Had the great pleasure to interview Packers legend Jerry Kramer("Instant Replay") prior to the Super Bowl. In the course of our conversation about the Packers dynasty of the 60's Jerry talked about how many players of his generation were in dire financial need. Abandoned by the current NFL owners and Players Association. I was outraged to learn that one of his best friends was getting a pension of $126 a month. Sounded even worse than the NHL pension fund fiasco that the late Carl Brewer battled for years to correct. Sure enough, moments after we spoke, Jerry had a press conference which too many media outlets, especially those directly connected with the NFL, chose to downplay or ignore completely. But among those who were listening was one of America's finest columnists, Ray Ratto of the San Fransisco Chronicle:
Favorite NFL stars of the 60's:
1. Jim Brown
2. Joe Namath
3. Jerry Kramer
4. Daryle Lamonica
5. Gayle Sayers
6. Bob Hayes
7. Roman Gabriel
8. Johnny Unitas
9. Dick Butkus
Tuesday, February 6, 2007
Meandering thoughts while basking in the glow of yet another easy win over Global at the Chili Bowl serving table at
-Doesn’t anybody work at Global?
-Wouldn’t you like to see Peyton Manning stuff one of his footballs into a certain Gazette columnist who shall remain nameless?
-I can see why the Habs coaching staff loses patience with Alex Perezhogin. A terribly lazy penalty deep in the offensive zone led to the Islanders comeback win Saturday afternoon
-Are you beginning to think that maybe Saku Koivu’s left eye problem is finally affecting his play?
-I would have benched Michael Ryder and Chris Higgins for their inaction Thursday in
-Pierre McGuire standing between Jarko Ruutu and Garth Murray was priceless. But where was
-Don Koharski dishing out 27 minutes in penalties to Sheldon Souray and zero to Colby Armstrong was the worst call I’ve seen in years, or the worst since Bruce Froemming worked the plate at Olympic Stadium
-Why doesn’t the
-As I predicted earlier, the Chicago Bears will be nothing more than tackling dummies standing in the way of a Colts Super Bowl win, but 430 net total yards to 265? 24 first downs to 11? And 38:04 time of possession to ? It was almost too easy for the Colts.
-Joseph Addai would have been a strong choice for MVP but it’s Manning who directs the offense, tough to argue with his selection.
-I’m impressed by Michel Therrien’s seemingly new-found ability to stay calm. Let’s see if he remains so at playoff time.

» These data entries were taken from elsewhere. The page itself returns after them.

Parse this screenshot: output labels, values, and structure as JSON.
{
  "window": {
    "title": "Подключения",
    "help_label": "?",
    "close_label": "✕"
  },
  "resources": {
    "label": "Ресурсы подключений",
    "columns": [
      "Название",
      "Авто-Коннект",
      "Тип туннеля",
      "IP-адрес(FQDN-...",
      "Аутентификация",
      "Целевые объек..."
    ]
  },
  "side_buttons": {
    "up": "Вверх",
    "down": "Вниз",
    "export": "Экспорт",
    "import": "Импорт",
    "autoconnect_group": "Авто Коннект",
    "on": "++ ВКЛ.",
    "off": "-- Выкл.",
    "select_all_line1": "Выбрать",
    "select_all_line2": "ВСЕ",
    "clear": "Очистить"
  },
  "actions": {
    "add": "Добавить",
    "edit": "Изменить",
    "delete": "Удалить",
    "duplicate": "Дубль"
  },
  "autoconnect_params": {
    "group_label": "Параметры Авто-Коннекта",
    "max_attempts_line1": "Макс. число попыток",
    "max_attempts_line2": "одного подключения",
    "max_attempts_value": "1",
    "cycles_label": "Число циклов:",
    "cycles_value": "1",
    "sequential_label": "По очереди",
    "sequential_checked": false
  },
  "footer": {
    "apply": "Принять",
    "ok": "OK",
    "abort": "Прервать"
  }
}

-Aren’t the Canadiens a much better team when Aaron Downey plays?
-Now that Manning has won his championship, whom do the critics attack next, Steve Nash?